SUPPLIED DATA Start Marker
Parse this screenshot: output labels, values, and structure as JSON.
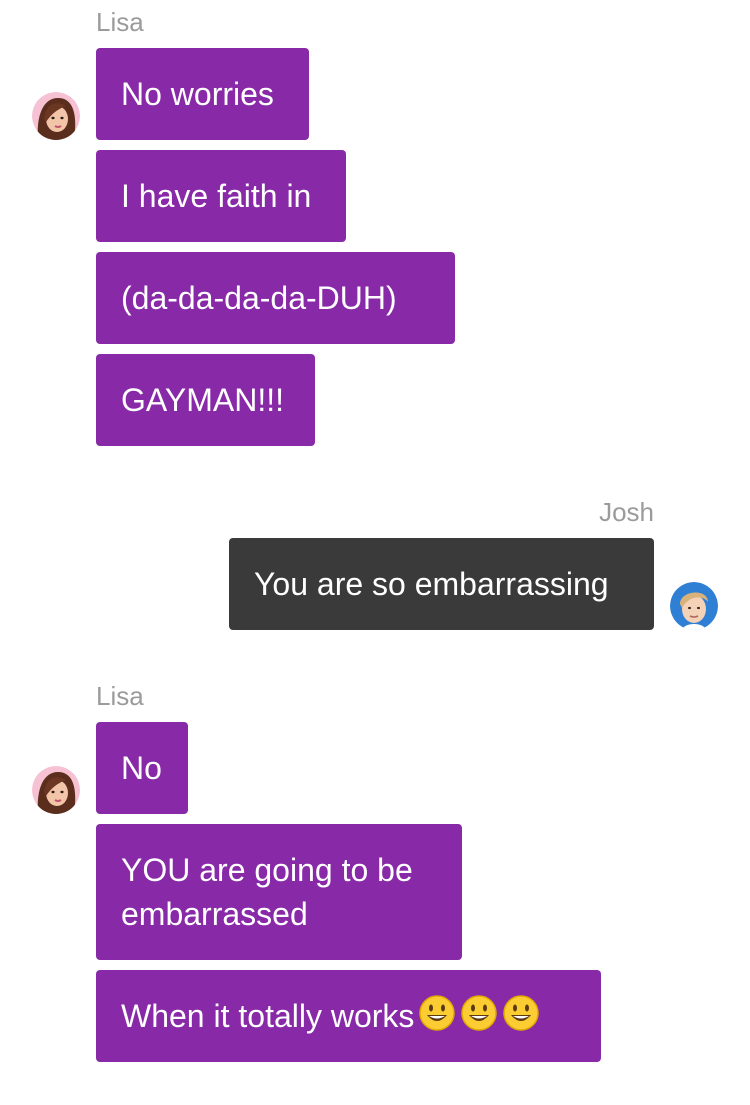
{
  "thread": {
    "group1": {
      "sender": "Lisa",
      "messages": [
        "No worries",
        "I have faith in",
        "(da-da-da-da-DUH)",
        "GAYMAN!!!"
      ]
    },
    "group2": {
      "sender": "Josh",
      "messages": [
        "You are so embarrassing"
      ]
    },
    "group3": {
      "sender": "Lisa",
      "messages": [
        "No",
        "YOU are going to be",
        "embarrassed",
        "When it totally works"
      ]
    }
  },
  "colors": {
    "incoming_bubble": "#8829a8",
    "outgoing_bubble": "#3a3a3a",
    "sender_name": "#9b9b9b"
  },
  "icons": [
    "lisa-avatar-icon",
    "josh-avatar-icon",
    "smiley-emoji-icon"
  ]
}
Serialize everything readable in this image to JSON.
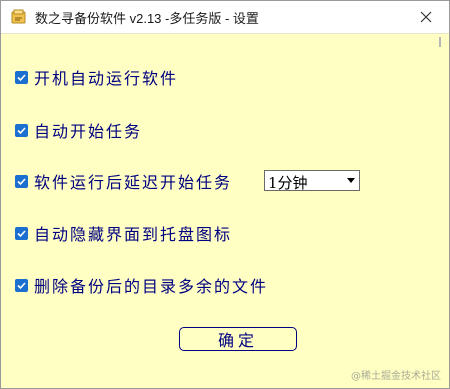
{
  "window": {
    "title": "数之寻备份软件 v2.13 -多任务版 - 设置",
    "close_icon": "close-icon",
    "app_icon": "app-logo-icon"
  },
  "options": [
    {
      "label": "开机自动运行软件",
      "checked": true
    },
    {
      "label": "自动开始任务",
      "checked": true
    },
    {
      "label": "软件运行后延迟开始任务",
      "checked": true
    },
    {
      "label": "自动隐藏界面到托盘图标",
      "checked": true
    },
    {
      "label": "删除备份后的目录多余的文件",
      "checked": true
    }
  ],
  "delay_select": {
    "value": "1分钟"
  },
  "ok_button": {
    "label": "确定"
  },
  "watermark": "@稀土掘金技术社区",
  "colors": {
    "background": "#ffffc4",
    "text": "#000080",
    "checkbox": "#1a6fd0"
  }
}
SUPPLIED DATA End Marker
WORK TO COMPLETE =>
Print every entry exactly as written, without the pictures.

EXERCISE SOLUTION =>
Parse this screenshot: output labels, values, and structure as JSON.
{
  "thread": {
    "group1": {
      "sender": "Lisa",
      "messages": [
        "No worries",
        "I have faith in",
        "(da-da-da-da-DUH)",
        "GAYMAN!!!"
      ]
    },
    "group2": {
      "sender": "Josh",
      "messages": [
        "You are so embarrassing"
      ]
    },
    "group3": {
      "sender": "Lisa",
      "messages": [
        "No",
        "YOU are going to be",
        "embarrassed",
        "When it totally works"
      ]
    }
  },
  "colors": {
    "incoming_bubble": "#8829a8",
    "outgoing_bubble": "#3a3a3a",
    "sender_name": "#9b9b9b"
  },
  "icons": [
    "lisa-avatar-icon",
    "josh-avatar-icon",
    "smiley-emoji-icon"
  ]
}
Serialize everything readable in this image to JSON.
{
  "window": {
    "title": "数之寻备份软件 v2.13 -多任务版 - 设置",
    "close_icon": "close-icon",
    "app_icon": "app-logo-icon"
  },
  "options": [
    {
      "label": "开机自动运行软件",
      "checked": true
    },
    {
      "label": "自动开始任务",
      "checked": true
    },
    {
      "label": "软件运行后延迟开始任务",
      "checked": true
    },
    {
      "label": "自动隐藏界面到托盘图标",
      "checked": true
    },
    {
      "label": "删除备份后的目录多余的文件",
      "checked": true
    }
  ],
  "delay_select": {
    "value": "1分钟"
  },
  "ok_button": {
    "label": "确定"
  },
  "watermark": "@稀土掘金技术社区",
  "colors": {
    "background": "#ffffc4",
    "text": "#000080",
    "checkbox": "#1a6fd0"
  }
}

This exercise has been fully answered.